And just look at the dress that has the plastic attachment below. I thought that piece was interesting, at the very least, but when I read the placard explaining that it was Herpen's curiosity with the visualization of a large splash of water, and what that would like in terms of fashion, I was in awe. I had to take a photo of the professional photograph taken on a black background. You really get the true sense of it there. Can you imagine your brain working like that?? The one that looks like an asian warrior piece (the brass one) is actually made from the metal pieces/connections from children's umbrellas. What??
What I loved most about Herpen's work was her intimacy with what inspired each and every piece. The details, the hands-on manipulation of every material she used, the mind-blowing ideas behind the lines...it was really something I didn't quite expect at all and am so thrilled that I took the time to go and see her work. And you should too.

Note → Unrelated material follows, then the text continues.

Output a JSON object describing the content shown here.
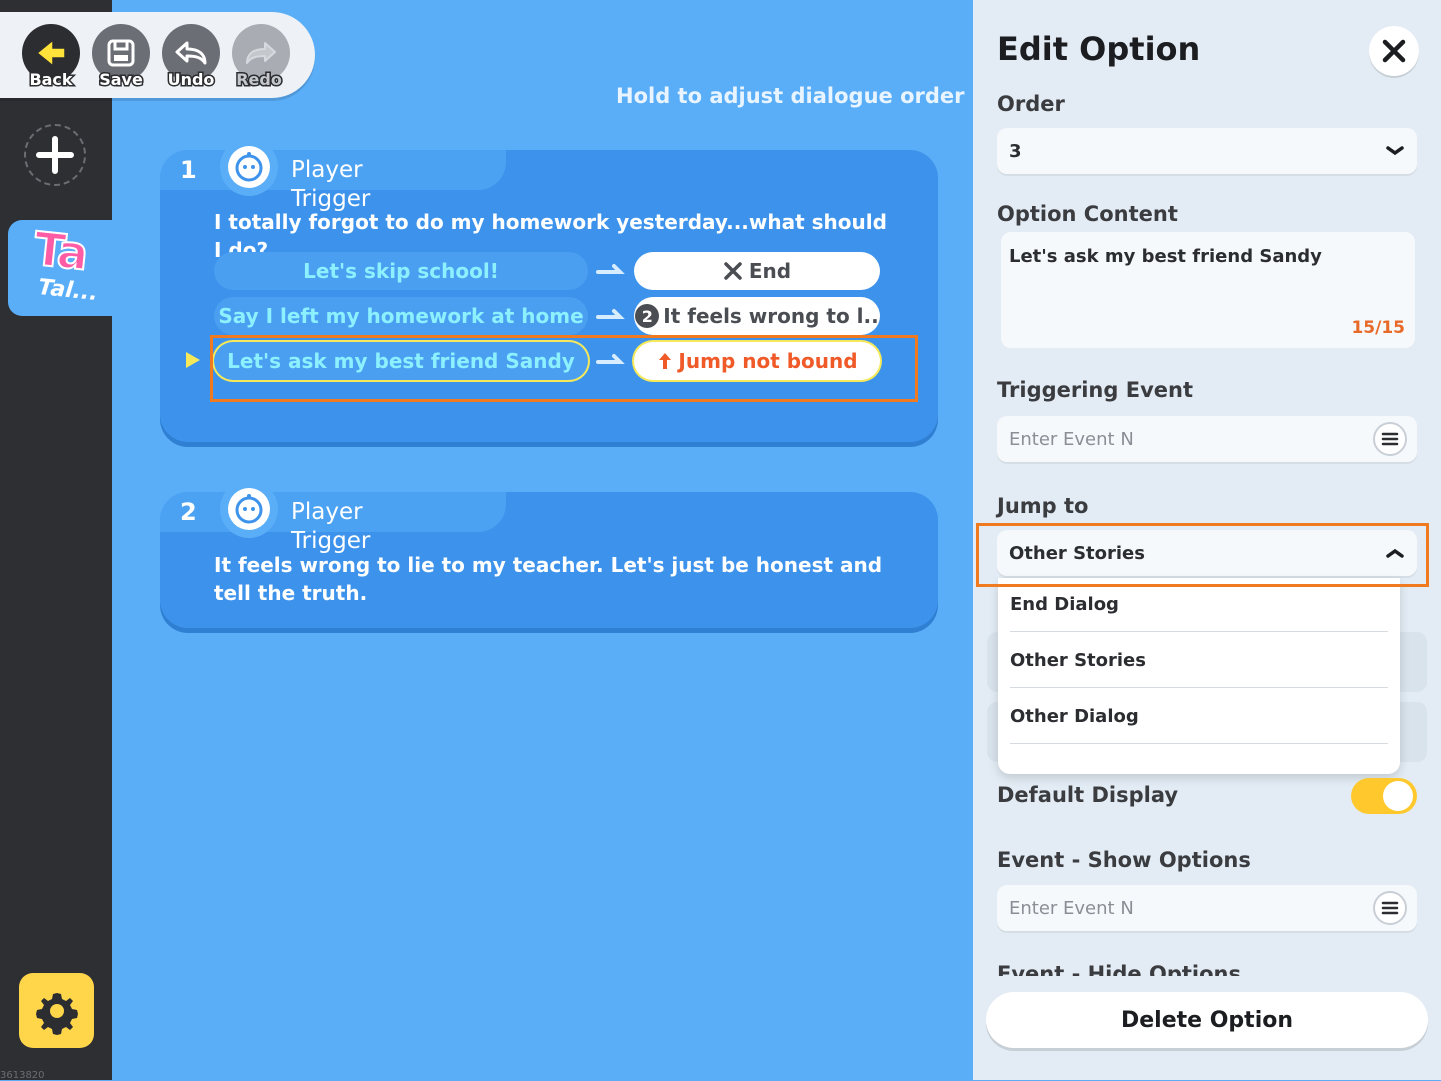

And though this will seem a bit random to accompany this post, I'd like to give a shout out to Ashley Cecil and a pat on the back for us. Ashley is a brilliant artist working in residency at the CMOA and she's working on some pretty amazing and important projects over there. Make sure to check her out. You can see her lovely face in the photo below, which I took (there's my pat on the back for having a photo featured in the CMOA Magazine...the same magazine that Iris Van Herpen's work is allllll over. Yeah...Iris and I are like besties now. Bonded for life).
So don't miss your chance to go and experience some incredible fashion accompanied with some pretty incredible behind-the-scenes information. And while you're there, take a moment to check out Ashley's work as well. You won't be disappointed with either!!